2. Review the toys that you have on offer to your tot and ensure that they give plenty of open ended play opportunities. Role play is a wonderful way to allow children to take the lead. Kitchens with lots of plates, cups and pots. Fill the pots with dry pasta and allow your child to cook and serve you. Playdoh, painting, gardening and sandpits are also great for allowing your child to take the lead and babble about what they are doing. Read plenty of books together and point and allow them time to answer any questions that you ask.
3. Limit screen time. Overuse of televisions and iPads do not give your child opportunity to interact in a two way manner.
4. Ask your child lots of open ended questions “What’s that?” “Where are we?” Point at things they know the answer to for boosting confidence (Car/ Car, etc.) When they don’t know the answer, explain it to them. Limit baby talk and speak clearly with good pronunciation, remember you are the teacher and they will copy you.
If you are concerned about your child’s speech and language development, be sure to speak with your GP or developmental Health Nurse. They are very skilled at understanding the difference between speech delays and spotting something that may require professional attention.
Enjoy watching their little brains absorb the world around them and listen to what they have to say. It won’t be too long before they won’t stop talking to you, asking “Why Mummy/ Daddy?” every 5 minutes….



Q. I’m would like to start an exercise programme that will benefit my emotional health as much as my physical health, but I don’t know which type of class would be best. Should I consider choosing from yoga, pilates, tai chi, or could you recommend a class, please?

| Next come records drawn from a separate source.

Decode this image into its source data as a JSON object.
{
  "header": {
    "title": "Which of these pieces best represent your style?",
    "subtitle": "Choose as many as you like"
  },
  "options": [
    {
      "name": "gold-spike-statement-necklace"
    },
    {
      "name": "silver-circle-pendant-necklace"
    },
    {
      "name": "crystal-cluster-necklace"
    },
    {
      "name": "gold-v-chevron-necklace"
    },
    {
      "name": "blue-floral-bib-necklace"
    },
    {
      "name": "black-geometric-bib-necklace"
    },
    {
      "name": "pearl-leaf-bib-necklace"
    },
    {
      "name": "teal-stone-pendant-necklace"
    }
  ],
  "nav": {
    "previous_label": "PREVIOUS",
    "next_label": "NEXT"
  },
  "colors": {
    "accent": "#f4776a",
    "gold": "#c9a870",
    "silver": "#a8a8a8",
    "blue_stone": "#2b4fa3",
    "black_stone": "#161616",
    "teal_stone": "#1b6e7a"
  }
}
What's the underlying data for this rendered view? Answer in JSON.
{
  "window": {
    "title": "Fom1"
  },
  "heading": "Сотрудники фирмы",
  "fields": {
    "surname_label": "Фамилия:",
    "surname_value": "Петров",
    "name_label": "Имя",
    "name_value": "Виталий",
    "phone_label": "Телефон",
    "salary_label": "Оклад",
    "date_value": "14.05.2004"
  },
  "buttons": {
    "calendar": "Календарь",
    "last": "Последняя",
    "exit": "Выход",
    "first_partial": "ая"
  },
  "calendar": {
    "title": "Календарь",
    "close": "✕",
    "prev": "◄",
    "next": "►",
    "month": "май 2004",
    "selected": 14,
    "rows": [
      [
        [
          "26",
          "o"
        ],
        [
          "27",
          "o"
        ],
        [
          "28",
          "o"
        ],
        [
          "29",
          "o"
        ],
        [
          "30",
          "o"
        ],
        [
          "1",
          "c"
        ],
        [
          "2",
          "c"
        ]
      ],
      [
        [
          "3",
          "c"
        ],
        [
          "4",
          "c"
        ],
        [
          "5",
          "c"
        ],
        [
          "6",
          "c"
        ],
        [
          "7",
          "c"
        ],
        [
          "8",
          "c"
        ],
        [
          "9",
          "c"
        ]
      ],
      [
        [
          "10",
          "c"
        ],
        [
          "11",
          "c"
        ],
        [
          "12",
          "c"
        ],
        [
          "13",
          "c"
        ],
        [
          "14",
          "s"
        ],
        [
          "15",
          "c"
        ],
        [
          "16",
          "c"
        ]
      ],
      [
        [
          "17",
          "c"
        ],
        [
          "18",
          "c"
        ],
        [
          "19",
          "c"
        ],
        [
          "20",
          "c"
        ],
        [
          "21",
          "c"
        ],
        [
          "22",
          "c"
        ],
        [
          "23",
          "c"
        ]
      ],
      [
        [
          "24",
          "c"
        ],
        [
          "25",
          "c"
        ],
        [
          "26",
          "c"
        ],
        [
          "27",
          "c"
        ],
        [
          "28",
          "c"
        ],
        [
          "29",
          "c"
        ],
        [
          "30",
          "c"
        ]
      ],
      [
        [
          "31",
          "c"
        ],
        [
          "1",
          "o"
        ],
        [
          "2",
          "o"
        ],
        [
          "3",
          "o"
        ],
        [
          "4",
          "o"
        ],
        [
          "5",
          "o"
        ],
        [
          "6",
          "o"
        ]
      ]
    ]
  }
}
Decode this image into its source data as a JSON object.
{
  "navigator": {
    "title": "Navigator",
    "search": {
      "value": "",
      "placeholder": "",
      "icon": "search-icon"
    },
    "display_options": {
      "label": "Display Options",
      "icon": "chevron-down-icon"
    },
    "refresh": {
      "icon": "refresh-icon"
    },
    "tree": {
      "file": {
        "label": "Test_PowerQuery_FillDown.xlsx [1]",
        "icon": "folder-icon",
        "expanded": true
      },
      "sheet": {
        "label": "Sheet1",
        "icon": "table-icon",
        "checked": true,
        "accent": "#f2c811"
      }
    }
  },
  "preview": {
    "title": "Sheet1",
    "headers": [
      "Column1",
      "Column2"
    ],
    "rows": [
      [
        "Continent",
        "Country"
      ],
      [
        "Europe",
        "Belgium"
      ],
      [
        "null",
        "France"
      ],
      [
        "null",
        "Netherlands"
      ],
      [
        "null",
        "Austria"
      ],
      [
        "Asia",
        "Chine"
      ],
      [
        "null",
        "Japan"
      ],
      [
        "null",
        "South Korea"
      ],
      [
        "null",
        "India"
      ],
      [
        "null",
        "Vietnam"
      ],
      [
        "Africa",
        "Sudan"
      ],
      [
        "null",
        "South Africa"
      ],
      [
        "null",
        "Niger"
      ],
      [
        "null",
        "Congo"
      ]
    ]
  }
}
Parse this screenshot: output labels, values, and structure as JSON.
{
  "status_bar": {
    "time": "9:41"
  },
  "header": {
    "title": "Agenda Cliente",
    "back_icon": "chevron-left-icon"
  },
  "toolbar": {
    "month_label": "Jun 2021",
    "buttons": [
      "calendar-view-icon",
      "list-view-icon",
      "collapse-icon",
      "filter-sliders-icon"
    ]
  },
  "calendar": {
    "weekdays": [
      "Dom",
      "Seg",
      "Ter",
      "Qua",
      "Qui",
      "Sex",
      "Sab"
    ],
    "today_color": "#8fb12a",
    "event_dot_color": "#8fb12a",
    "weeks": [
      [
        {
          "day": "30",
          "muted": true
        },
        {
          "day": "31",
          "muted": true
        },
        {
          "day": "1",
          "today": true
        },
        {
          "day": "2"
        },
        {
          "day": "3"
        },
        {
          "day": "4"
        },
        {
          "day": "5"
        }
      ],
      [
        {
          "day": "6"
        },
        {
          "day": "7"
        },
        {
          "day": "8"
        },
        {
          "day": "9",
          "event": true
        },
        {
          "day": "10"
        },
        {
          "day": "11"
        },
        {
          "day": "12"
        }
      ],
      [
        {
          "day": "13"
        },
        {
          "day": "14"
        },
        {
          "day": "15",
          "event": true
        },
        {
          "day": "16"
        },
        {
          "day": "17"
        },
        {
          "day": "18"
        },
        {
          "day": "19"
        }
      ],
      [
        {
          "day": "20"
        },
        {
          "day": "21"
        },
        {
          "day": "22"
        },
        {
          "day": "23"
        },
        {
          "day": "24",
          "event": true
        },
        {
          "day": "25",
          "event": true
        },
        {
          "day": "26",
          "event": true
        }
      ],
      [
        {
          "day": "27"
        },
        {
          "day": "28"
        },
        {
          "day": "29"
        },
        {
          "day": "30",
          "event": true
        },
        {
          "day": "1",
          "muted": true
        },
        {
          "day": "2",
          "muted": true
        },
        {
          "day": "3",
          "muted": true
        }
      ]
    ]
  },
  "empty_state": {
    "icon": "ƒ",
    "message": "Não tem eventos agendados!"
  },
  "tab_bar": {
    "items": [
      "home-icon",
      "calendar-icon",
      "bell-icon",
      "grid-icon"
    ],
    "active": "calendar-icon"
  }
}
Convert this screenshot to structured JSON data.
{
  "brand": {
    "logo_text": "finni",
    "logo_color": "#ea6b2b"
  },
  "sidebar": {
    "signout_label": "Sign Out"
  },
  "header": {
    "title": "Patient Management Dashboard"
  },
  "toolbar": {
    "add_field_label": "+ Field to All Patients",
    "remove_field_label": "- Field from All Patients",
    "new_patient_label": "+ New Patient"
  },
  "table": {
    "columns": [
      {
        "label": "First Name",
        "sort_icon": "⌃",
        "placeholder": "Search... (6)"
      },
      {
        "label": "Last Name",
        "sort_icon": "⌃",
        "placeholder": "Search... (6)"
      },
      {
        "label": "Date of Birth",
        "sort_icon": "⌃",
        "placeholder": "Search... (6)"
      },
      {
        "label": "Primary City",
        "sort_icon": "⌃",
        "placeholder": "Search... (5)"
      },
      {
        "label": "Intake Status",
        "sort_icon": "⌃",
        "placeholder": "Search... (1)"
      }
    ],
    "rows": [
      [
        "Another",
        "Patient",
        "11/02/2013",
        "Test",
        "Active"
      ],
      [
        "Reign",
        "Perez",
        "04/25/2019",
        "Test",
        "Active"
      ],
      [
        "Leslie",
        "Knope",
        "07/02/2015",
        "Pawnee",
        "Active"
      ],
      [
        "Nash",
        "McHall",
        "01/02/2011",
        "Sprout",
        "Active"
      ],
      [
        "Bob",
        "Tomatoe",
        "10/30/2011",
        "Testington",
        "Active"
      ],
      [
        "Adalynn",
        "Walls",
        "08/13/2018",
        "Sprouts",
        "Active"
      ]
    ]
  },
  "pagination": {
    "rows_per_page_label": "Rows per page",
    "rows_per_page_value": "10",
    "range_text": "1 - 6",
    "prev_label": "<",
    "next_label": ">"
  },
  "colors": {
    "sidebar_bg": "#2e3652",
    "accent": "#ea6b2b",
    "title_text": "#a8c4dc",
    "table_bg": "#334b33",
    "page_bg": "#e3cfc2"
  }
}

A It’s great that you have decided to get into exercise. The benefits to you are going to be great. You’ll sleep better, have more energy, better skin, reduced stressed, not to mention all the amazing physical benefits of your clothes fitting better, and looking healthy, trim and toned! My advice to you would be to try them all. Even if some don’t offer pay-as-you-go sessions, if you get in touch directly with the instructor, they will almost always let you try it out first to see if it’s for you. All of the above things that you mentioned are great for mental health, so it really will be a personal preference as to which you go for. On top of the classes you mention, all forms of exercise will give you great mental rewards so consider the not so obvious interval training sessions, bootcamp, and circuits too, as you will also feel on top of the world after a class like that.